------ Materials provided ------

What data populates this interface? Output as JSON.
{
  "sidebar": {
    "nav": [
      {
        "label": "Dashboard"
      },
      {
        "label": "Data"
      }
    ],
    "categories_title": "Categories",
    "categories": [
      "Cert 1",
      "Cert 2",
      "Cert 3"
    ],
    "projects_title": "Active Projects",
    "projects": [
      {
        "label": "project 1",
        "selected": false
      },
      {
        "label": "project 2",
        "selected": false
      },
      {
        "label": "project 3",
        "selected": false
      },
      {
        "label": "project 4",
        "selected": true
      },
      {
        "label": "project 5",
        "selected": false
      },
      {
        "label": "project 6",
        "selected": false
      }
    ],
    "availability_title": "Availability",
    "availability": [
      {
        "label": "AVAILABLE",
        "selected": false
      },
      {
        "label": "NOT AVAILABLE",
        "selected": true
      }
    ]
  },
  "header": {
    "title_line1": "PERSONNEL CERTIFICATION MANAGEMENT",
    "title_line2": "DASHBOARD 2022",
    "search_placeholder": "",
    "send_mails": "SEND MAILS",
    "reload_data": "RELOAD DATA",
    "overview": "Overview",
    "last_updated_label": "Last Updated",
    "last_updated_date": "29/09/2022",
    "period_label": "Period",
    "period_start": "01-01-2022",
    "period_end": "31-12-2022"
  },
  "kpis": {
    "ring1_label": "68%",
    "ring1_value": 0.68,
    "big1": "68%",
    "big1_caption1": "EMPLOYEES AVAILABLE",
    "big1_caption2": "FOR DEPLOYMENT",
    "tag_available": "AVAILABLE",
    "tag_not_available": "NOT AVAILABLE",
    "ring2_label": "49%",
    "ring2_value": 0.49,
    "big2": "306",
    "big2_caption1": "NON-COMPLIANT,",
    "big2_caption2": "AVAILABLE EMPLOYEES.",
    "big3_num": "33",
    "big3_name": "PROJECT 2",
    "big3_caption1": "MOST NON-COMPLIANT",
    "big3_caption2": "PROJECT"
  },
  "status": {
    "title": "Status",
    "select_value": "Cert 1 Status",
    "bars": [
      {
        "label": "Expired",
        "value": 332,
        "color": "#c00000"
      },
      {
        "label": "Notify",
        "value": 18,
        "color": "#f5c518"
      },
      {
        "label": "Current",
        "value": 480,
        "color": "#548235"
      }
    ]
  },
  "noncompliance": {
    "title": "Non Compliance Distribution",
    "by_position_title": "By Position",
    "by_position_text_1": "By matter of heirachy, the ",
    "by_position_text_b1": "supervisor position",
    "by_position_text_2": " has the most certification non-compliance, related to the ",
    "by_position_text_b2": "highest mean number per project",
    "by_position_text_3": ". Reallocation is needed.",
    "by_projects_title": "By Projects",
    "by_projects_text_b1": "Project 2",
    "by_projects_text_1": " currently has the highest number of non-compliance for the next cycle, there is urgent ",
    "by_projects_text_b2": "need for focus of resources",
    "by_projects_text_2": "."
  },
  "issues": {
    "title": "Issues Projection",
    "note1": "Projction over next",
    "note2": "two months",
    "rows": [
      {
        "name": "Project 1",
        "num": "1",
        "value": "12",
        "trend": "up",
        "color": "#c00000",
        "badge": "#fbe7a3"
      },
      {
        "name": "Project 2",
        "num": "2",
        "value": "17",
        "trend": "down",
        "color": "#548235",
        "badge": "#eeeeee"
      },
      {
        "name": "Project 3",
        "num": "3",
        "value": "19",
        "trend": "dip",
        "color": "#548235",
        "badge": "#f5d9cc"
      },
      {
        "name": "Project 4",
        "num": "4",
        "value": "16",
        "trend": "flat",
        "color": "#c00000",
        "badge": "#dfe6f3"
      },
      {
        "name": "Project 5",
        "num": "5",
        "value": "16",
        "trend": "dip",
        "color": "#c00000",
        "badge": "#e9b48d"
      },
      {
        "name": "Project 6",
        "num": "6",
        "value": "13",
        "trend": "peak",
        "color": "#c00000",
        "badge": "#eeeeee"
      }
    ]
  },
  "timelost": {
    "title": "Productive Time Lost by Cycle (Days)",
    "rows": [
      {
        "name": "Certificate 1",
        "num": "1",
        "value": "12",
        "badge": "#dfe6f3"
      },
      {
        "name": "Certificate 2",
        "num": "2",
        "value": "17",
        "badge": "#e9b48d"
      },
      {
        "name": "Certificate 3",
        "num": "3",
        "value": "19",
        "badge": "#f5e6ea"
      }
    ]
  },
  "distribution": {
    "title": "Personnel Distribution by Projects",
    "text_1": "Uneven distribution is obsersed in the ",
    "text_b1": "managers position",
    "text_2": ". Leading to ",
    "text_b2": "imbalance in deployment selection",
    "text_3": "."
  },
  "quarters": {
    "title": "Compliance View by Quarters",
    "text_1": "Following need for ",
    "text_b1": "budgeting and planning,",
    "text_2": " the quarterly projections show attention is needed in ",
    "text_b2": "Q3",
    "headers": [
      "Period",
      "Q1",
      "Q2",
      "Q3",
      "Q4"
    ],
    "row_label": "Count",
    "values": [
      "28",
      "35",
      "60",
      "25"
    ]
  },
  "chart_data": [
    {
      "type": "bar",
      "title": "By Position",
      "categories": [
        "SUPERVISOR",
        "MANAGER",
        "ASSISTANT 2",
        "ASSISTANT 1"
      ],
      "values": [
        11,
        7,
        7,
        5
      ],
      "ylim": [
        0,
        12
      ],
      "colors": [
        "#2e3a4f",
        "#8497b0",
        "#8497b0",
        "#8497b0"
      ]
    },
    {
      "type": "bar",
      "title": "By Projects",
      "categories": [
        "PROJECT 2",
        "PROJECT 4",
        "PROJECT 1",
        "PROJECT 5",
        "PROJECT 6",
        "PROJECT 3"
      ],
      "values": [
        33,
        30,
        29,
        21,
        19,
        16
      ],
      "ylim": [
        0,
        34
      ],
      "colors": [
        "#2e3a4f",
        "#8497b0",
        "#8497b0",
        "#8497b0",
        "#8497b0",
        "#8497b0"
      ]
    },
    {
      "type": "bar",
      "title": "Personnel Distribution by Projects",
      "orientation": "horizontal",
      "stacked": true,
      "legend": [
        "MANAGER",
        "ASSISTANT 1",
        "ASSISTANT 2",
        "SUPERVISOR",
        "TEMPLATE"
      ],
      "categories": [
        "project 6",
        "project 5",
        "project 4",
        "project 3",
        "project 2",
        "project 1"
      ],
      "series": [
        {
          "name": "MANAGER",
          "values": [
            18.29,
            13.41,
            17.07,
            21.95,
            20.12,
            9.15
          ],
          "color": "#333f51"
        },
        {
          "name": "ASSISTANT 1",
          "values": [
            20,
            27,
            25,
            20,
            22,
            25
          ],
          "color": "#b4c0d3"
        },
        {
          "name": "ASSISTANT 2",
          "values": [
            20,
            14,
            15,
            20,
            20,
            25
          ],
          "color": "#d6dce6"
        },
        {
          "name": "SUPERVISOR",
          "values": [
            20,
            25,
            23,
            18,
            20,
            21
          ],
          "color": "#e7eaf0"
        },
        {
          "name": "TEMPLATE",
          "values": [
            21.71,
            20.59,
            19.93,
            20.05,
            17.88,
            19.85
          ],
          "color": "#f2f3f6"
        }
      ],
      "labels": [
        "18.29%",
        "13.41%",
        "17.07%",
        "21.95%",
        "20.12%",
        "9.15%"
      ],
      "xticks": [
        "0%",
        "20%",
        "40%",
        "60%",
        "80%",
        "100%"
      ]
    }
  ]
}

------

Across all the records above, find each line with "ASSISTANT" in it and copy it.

• Response to the task:
        "ASSISTANT 2",
        "ASSISTANT 1"
        "ASSISTANT 1",
        "ASSISTANT 2",
          "name": "ASSISTANT 1",
          "name": "ASSISTANT 2",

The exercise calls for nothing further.